“If it was a white baseball player, you’d say he has spirit” is what Ford actually says when his assistant claims he has a bad temper. But Robinson’s bad temper amounts to him being a little less tolerant of racism directed at him than others. His goal to be accepted is to focus on winning, not the hate, which makes for the first sports movie in which strictly focusing on being the best is the moral lesson. Continue reading “42”

Star Wars (1977)

“Star Wars” remains a thoroughly fun, exciting, inventive, colorful, imaginative and in fact masterful film. George Lucas’s saga is one of the most influential films of all time.

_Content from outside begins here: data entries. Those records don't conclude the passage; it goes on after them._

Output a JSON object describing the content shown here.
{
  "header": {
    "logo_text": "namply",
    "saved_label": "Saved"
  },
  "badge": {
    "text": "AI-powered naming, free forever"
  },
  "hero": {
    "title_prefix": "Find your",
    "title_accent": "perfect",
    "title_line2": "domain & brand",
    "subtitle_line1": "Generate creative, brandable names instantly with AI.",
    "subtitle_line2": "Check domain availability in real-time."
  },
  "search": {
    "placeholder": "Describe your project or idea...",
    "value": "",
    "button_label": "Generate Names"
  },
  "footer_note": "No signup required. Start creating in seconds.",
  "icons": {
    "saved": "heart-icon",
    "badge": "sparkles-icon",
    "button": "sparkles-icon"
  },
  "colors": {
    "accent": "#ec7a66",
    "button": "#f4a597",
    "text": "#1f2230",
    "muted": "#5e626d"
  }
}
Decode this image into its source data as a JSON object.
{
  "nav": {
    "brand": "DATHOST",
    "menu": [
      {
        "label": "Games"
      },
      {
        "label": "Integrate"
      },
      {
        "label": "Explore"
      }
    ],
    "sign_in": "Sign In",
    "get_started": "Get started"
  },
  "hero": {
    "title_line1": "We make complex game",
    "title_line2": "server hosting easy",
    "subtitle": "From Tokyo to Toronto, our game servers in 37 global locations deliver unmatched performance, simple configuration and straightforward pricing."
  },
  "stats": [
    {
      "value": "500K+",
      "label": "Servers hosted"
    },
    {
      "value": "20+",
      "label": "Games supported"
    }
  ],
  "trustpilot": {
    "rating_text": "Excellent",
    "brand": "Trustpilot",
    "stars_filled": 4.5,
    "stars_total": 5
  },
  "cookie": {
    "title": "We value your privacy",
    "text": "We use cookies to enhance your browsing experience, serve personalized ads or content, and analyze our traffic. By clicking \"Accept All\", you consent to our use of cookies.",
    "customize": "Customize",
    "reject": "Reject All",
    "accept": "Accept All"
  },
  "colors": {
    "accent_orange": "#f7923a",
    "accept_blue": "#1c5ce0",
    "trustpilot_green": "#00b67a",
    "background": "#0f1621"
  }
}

I have seen “Star Wars” a billion times. In fact, even if you’ve never actually watched the original “Star Wars,” you’ve seen it.

I physically sat down and watched “Star Wars” from start to finish for the first time since probably the prequels, and I watched it with a friend who had never seen the film. His reaction was without surprise, because every plot point, image, line of dialogue, sound effect and more has been done to death in parodies, fan fiction, what have you.

For instance, seeing the Mos Eisley Cantina scene did little for him in terms of visual wonder because all the characters, however unique they once were, are all too familiar today, even if no film has ever modeled anything like it since. The same will go for when he sees Episode V and learns that Darth Vader is Luke’s father, or when he sees Episode VI and learns Luke and Leia are siblings.

The reason people are today introduced to “Star Wars” at a young age is not because the film is dated (which in a way, it horribly is) but because only with the most innocent, naïve minds can you recreate the thrill and fantasy audiences felt watching the film in 1977.

But enjoying it has nothing to do with age or time period. “Star Wars” remains a thoroughly fun, exciting, inventive, colorful, imaginative and in fact masterful film. George Lucas’s saga is the pinnacle of space opera, one of the most influential films of all time and arguably where modern film begins. Continue reading “Star Wars (1977)”

American Graffiti

There was a time in American history where all the kids in town could be found at the sock hop or the local drive-up diner or simply driving down Main Street. Everyone was innocent and carefree, and the radio was playing constantly. The year is 1973, and “American Graffiti” was in theaters.

The time I’m actually describing is 1962, which George Lucas’s second film captures so beautifully. “American Graffiti” is a touching, heartfelt period piece and vignette, the kind of American film that simply doesn’t get made anymore. Perhaps Lucas’s own “Star Wars” had something to do with that.

There is not so much a story as the tiny little anecdotes of life about a group of teenagers in this small town, two of whom will be leaving for college the next day. These kids are innocent and happy, but there is truthfully a lot of drama going around. And because they express their thoughts and their problems so lovingly, we enjoy “American Graffiti” because we realize these are people we’d like to know and a time in which we’d like to escape to.

The film was a huge success, nominated for Best Picture for producer Francis Ford Coppola and Best Director Lucas. The film put Lucas on the map, allowing him the resources to actually go out and make “Star Wars,” but it also gave him and the rest of the ‘70s some valuable resources. Continue reading “American Graffiti”

Apocalypse Now (1979)

Martin Sheen said about “Apocalypse Now” that if he knew then all that he would have to deal with over the agonizing 16 month shoot, one that sent him through the Philippine jungle and back and gave him a heart attack along the way, he would have never agreed to it. Today, he has no regrets, because I would imagine that not he, nor any critic on Earth, would think about Sheen having a heart attack while watching this masterpiece of cinema.

Francis Ford Coppola’s film is easily the best of the Vietnam War movies, and in my book one of the best of all time. To watch “Apocalypse Now” is to become immersed and dragged deeper into the horror that is war all while remaining distant, confused and utterly hopeless at the idea of ever fully understanding violence. Continue reading “Apocalypse Now (1979)”